STUDY MATERIAL:

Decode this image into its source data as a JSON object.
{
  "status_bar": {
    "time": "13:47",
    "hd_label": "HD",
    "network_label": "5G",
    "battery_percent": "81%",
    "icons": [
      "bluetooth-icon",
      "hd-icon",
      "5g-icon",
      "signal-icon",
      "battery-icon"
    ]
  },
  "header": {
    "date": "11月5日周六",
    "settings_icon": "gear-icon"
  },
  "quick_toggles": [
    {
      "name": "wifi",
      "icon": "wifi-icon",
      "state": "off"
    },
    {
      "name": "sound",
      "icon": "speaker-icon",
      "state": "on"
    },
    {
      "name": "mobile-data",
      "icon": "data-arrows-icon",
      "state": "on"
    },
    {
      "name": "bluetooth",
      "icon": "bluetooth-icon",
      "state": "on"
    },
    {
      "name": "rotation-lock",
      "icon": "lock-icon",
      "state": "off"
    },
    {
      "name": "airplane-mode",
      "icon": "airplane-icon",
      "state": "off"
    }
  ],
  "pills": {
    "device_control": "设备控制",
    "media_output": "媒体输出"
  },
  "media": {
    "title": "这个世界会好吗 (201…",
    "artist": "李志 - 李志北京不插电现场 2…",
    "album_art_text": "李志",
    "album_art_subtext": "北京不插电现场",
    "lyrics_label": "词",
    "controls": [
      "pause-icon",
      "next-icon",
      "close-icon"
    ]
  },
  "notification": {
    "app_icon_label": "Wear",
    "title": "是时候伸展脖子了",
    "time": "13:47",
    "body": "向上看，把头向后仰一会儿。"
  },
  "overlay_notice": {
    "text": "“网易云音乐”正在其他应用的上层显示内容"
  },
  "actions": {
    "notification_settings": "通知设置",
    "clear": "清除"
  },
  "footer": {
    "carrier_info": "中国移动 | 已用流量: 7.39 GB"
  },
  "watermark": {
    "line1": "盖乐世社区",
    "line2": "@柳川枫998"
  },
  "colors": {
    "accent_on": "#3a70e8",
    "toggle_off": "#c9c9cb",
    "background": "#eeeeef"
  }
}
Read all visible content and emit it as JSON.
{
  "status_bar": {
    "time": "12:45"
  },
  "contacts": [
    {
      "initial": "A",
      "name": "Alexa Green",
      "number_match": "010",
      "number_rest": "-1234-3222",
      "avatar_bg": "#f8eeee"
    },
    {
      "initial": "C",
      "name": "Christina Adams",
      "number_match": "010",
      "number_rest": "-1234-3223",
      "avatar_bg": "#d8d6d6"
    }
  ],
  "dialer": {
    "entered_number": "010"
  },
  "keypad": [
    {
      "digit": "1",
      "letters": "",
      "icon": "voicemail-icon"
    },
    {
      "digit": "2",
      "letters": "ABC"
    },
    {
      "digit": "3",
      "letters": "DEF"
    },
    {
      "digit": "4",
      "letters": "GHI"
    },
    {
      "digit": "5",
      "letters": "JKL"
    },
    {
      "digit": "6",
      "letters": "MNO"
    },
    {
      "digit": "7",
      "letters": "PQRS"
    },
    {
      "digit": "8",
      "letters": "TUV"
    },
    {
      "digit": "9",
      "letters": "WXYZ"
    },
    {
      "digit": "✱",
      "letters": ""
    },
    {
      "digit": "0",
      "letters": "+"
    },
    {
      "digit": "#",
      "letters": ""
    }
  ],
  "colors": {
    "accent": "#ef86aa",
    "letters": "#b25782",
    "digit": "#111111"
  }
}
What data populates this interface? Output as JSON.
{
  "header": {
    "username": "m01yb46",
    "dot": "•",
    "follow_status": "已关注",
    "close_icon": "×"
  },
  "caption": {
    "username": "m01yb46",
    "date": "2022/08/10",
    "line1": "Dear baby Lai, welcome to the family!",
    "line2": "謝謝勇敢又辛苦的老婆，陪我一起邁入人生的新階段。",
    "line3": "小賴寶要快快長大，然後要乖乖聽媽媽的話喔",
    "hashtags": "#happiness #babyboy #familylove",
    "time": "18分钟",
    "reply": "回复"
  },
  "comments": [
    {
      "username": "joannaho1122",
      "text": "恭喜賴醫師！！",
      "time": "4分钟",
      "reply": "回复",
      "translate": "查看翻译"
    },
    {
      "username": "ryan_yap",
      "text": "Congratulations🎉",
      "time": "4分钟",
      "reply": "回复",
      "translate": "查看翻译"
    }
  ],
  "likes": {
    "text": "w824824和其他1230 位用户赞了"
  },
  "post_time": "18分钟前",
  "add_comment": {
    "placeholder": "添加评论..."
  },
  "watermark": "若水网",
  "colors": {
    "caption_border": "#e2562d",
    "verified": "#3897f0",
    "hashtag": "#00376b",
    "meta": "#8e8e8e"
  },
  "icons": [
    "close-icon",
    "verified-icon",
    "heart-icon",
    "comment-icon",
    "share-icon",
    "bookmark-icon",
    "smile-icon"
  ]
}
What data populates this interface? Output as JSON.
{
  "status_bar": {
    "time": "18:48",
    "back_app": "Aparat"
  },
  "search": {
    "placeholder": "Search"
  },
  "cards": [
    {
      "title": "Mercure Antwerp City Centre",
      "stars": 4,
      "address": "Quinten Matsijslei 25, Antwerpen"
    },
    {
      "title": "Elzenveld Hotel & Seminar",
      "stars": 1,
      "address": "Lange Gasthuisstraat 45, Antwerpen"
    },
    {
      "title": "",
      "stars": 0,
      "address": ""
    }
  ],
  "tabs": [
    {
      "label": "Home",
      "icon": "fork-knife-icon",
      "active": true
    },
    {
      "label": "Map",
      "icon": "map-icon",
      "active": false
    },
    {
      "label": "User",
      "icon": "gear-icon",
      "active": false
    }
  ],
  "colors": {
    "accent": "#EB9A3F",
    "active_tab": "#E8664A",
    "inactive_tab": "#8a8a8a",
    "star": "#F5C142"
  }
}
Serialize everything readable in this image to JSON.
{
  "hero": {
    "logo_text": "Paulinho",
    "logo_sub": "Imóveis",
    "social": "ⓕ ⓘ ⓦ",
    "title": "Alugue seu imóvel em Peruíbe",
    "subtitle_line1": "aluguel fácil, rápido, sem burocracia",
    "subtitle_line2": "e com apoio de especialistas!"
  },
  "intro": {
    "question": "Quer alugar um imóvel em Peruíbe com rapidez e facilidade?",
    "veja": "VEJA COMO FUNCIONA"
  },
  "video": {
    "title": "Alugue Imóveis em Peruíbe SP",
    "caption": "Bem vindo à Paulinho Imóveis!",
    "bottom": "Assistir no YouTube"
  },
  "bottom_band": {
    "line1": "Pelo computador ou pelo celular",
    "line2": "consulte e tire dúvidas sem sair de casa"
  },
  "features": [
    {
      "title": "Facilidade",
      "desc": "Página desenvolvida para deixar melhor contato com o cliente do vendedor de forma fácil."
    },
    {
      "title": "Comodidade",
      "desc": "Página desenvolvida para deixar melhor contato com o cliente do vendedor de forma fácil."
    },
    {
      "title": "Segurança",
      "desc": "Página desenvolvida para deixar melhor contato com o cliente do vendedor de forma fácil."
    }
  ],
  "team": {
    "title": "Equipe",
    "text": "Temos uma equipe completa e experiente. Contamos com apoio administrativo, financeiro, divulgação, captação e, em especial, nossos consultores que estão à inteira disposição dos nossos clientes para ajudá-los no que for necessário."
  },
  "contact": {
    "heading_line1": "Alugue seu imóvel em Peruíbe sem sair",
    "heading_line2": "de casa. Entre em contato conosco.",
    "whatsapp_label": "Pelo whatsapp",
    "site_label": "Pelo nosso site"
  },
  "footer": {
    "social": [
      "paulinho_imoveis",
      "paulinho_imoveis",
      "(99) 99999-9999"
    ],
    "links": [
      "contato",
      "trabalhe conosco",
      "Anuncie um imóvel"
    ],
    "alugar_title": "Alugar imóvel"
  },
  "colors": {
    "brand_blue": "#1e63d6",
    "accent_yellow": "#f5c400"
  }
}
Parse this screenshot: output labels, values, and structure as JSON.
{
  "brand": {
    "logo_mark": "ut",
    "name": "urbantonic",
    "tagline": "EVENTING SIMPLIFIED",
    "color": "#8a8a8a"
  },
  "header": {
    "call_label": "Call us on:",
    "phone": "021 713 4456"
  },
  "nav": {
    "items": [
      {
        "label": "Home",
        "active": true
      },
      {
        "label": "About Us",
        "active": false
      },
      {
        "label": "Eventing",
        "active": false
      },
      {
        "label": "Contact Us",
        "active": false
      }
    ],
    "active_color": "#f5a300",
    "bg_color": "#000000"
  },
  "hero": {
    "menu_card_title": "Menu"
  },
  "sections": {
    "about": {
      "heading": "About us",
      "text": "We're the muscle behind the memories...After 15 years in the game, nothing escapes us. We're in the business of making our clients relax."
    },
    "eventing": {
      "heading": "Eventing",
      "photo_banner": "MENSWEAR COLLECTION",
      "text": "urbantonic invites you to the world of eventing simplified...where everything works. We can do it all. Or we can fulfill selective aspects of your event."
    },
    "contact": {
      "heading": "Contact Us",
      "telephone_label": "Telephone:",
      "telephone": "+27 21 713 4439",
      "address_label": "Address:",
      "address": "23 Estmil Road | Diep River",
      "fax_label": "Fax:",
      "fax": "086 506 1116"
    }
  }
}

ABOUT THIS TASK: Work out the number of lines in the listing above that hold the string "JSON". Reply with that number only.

RESPONSE TO THIS TASK: 6